Canadian institution that graduates free agents into the
baseball job market, where they can earn real money. In Rojas's
case the Cubs were only too happy to pay $13.75 million for
three seasons in a classic case of trickle-up economics. Rojas
is not only a first-rate closer, but he also figures to make
many of his new teammates better. Chicago got whacked in the
late innings in 1996--the Cubs blew 17 of 51 save opportunities
and lost 34 games by one run--and the presence of Rojas allows
Turk Wendell, last season's closer, to become the setup man or a
starter, and it gives another promising reliever, Terry Adams, a
few more years to understudy in a setup role.

"The closer not only has an impact on your club, but on the
opposing club too," manager Jim Riggleman says. "He can give the
other team that deflated feeling.

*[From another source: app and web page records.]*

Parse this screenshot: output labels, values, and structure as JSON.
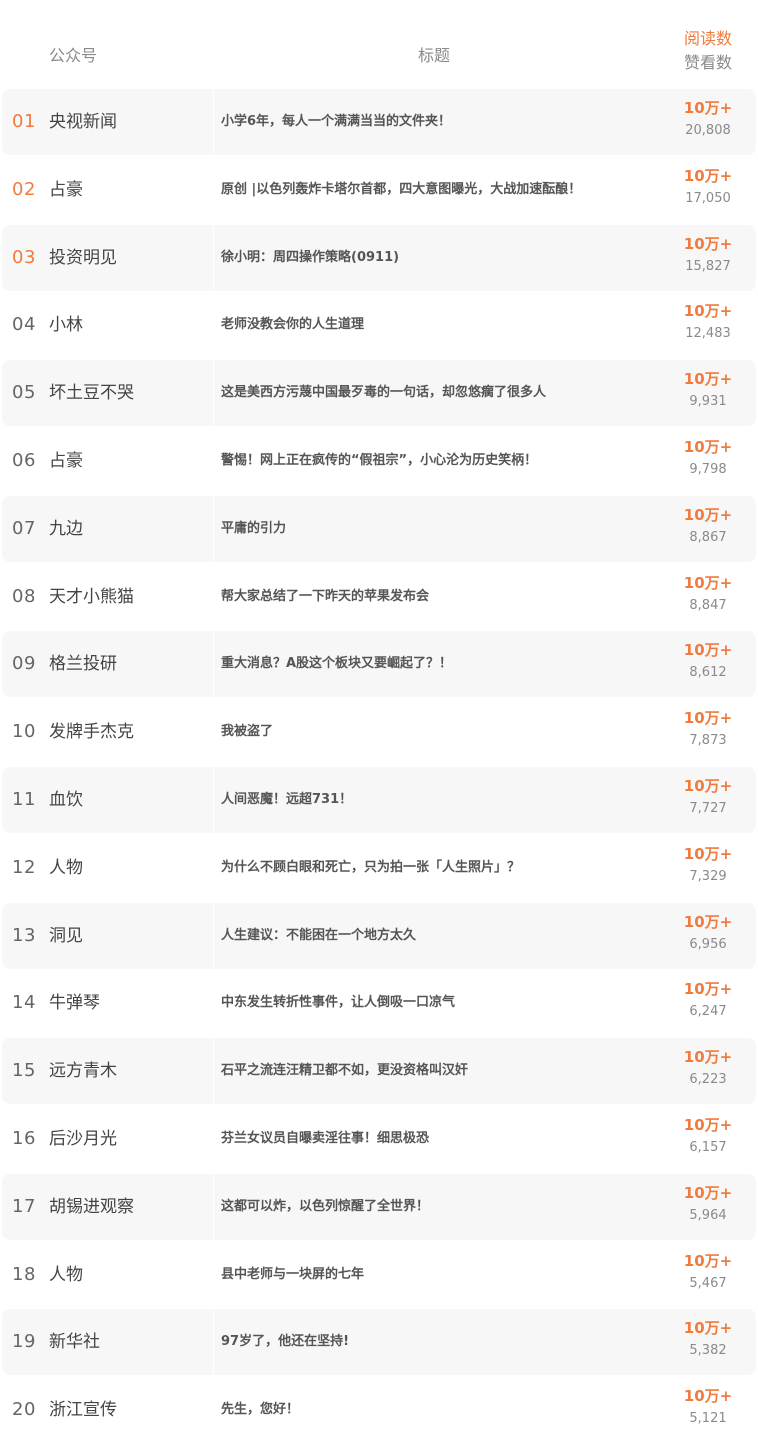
{
  "header": {
    "account_label": "公众号",
    "title_label": "标题",
    "read_label": "阅读数",
    "like_label": "赞看数"
  },
  "rows": [
    {
      "rank": "01",
      "account": "央视新闻",
      "title": "小学6年，每人一个满满当当的文件夹！",
      "reads": "10万+",
      "likes": "20,808"
    },
    {
      "rank": "02",
      "account": "占豪",
      "title": "原创 |以色列轰炸卡塔尔首都，四大意图曝光，大战加速酝酿！",
      "reads": "10万+",
      "likes": "17,050"
    },
    {
      "rank": "03",
      "account": "投资明见",
      "title": "徐小明：周四操作策略(0911)",
      "reads": "10万+",
      "likes": "15,827"
    },
    {
      "rank": "04",
      "account": "小林",
      "title": "老师没教会你的人生道理",
      "reads": "10万+",
      "likes": "12,483"
    },
    {
      "rank": "05",
      "account": "坏土豆不哭",
      "title": "这是美西方污蔑中国最歹毒的一句话，却忽悠瘸了很多人",
      "reads": "10万+",
      "likes": "9,931"
    },
    {
      "rank": "06",
      "account": "占豪",
      "title": "警惕！网上正在疯传的“假祖宗”，小心沦为历史笑柄！",
      "reads": "10万+",
      "likes": "9,798"
    },
    {
      "rank": "07",
      "account": "九边",
      "title": "平庸的引力",
      "reads": "10万+",
      "likes": "8,867"
    },
    {
      "rank": "08",
      "account": "天才小熊猫",
      "title": "帮大家总结了一下昨天的苹果发布会",
      "reads": "10万+",
      "likes": "8,847"
    },
    {
      "rank": "09",
      "account": "格兰投研",
      "title": "重大消息？A股这个板块又要崛起了？！",
      "reads": "10万+",
      "likes": "8,612"
    },
    {
      "rank": "10",
      "account": "发牌手杰克",
      "title": "我被盗了",
      "reads": "10万+",
      "likes": "7,873"
    },
    {
      "rank": "11",
      "account": "血饮",
      "title": "人间恶魔！远超731！",
      "reads": "10万+",
      "likes": "7,727"
    },
    {
      "rank": "12",
      "account": "人物",
      "title": "为什么不顾白眼和死亡，只为拍一张「人生照片」？",
      "reads": "10万+",
      "likes": "7,329"
    },
    {
      "rank": "13",
      "account": "洞见",
      "title": "人生建议：不能困在一个地方太久",
      "reads": "10万+",
      "likes": "6,956"
    },
    {
      "rank": "14",
      "account": "牛弹琴",
      "title": "中东发生转折性事件，让人倒吸一口凉气",
      "reads": "10万+",
      "likes": "6,247"
    },
    {
      "rank": "15",
      "account": "远方青木",
      "title": "石平之流连汪精卫都不如，更没资格叫汉奸",
      "reads": "10万+",
      "likes": "6,223"
    },
    {
      "rank": "16",
      "account": "后沙月光",
      "title": "芬兰女议员自曝卖淫往事！细思极恐",
      "reads": "10万+",
      "likes": "6,157"
    },
    {
      "rank": "17",
      "account": "胡锡进观察",
      "title": "这都可以炸，以色列惊醒了全世界！",
      "reads": "10万+",
      "likes": "5,964"
    },
    {
      "rank": "18",
      "account": "人物",
      "title": "县中老师与一块屏的七年",
      "reads": "10万+",
      "likes": "5,467"
    },
    {
      "rank": "19",
      "account": "新华社",
      "title": "97岁了，他还在坚持!",
      "reads": "10万+",
      "likes": "5,382"
    },
    {
      "rank": "20",
      "account": "浙江宣传",
      "title": "先生，您好！",
      "reads": "10万+",
      "likes": "5,121"
    }
  ],
  "colors": {
    "accent": "#ef7b3e",
    "muted": "#8a8a8a",
    "stripe": "#f7f7f7"
  }
}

Last year when we gave the
ball to Turk or Adams or Bob Patterson at the end of the game,
our players were thinking, Hey, they have the ability, they can
get those key outs. But the other club wasn't thinking that way.
We didn't have that aura. Now we do."

Rojas, a 30-year-old righthander, was the most effective closer
in the majors during the second half of last season, when he had
24 of his 35 saves and an 0.96 ERA. He converted 23 straight
saves as Montreal kept nipping at the heels of the Braves in the
National League East. But the numbers that most impressed
Chicago general manager Ed Lynch were the .147 batting average
and 52 strikeouts by the 129 lefthanded hitters Rojas faced, his
ability to ice runners in scoring position with punch-outs--he
averaged 10.2 strikeouts per nine innings--and his 3:1 ratio of
ground-ball to fly-ball outs.

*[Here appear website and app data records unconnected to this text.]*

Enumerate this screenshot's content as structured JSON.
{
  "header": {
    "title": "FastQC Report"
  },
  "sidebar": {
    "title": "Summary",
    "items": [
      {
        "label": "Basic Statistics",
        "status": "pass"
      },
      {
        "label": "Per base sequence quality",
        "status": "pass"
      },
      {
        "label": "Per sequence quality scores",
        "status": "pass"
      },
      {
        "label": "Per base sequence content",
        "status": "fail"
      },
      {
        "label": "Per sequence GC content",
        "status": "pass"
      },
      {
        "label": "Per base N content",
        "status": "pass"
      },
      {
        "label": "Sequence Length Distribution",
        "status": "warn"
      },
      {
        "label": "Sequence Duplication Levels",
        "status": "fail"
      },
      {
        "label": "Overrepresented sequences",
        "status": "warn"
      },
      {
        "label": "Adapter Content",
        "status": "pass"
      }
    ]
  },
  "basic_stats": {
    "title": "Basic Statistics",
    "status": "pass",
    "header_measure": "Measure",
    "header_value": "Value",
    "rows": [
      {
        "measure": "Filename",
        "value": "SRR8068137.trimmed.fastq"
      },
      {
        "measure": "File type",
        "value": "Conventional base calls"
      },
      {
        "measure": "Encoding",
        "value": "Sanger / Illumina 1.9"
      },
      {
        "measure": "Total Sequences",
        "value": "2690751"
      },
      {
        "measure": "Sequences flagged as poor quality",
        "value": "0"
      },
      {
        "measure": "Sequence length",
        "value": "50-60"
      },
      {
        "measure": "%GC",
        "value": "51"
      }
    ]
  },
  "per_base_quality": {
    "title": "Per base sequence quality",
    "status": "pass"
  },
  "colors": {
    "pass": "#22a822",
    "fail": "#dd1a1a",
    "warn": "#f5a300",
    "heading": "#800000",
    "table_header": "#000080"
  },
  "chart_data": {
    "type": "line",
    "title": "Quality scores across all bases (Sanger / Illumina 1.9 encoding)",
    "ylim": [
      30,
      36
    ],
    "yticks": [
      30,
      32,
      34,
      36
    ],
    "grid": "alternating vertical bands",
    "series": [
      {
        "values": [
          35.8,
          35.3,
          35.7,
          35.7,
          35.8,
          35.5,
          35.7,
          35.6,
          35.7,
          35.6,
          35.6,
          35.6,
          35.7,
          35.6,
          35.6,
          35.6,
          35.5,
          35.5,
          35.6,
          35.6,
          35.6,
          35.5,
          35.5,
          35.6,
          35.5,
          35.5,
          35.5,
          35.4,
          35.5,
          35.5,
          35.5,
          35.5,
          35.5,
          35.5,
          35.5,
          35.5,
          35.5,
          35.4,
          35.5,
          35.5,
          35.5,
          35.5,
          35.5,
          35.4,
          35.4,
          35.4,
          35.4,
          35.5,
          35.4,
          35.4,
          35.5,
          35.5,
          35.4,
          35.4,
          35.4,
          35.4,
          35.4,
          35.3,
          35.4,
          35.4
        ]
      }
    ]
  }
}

Although he has a heavy fastball and slider, Rojas's nastiest
pitch is a forkball, which crosses the plate and burrows into
the dirt. When the Wrigley Field breezes are blowing out, there
is no more precious commodity than a simple 6-3 putout. "That
stadium doesn't matter," says Rojas. "I've pitched a lot there
[3-0 with a 3.82 ERA]. If my stuff is good, I don't even think
about the ballpark. If it's not, they'll hit it no matter where
you're pitching."

In the opinion of Riggleman, Rojas's stuff and his ability to
work two innings effectively put him among the top four closers
in baseball. If Rojas lacks the name recognition of the Rangers'
John Wetteland or the Braves' Mark Wohlers, remember where he
did his undergraduate work. He was pitching for his uncle, Expos
manager Felipe Alou, but Rojas knew he would have to move on to
cash in. When Cubs headhunters inquired about his career plans,
he never even thought about hanging around Montreal.

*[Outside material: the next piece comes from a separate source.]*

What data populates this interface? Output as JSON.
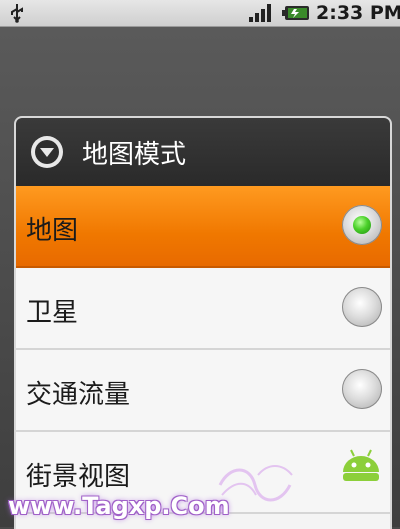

"I was his manager in Indianapolis in 1990 when his first child
was born, and Mel was really struggling financially," says Tim
Johnson, who now manages Chicago's Triple A team. "Joe Kerrigan
[now Boston's pitching coach] and I bought him a stack of
diapers as a baby gift. Look at Mel now. He can afford to buy
the whole diaper factory."




CF Brian McRae
.360 on-base percentage in 1996 low for leadoff man

2B Ryne Sandberg
Fanned career-high 116 times last season

1B Mark Grace
A Top 10 batter seven of last nine years

RF Sammy Sosa
Looks fully recovered from broken right hand

SS Shawon Dunston
Made 15 errors in 82 games last season with Giants

LF Brooks Kieschnick
Rookie slugger whiffed 108 times in 441 Triple A at bats

C Scott Servais
Threw out just 28.8% of runners trying to steal in '96

3B Kevin Orie
Rookie becomes 77th Cubs third baseman since '73

Ace Steve Trachsel
Held hitters to .235 average, eighth-lowest in league

Closer Mel Rojas
Struck out 92 batters in 81 innings last season


The Cubs haven't used a lefthander as a starter in the 421 games
since Greg Hibbard started on Sept. 23, 1993. During the 1990s,
in fact, Hibbard is the only southpaw to start as many as 20
games in a season for Chicago, but he left the team after that
'93 campaign. The Cubs finally have a new lefty in the rotation:
free-agent pickup Terry Mulholland, who has started at least 20
games in all but one season this decade.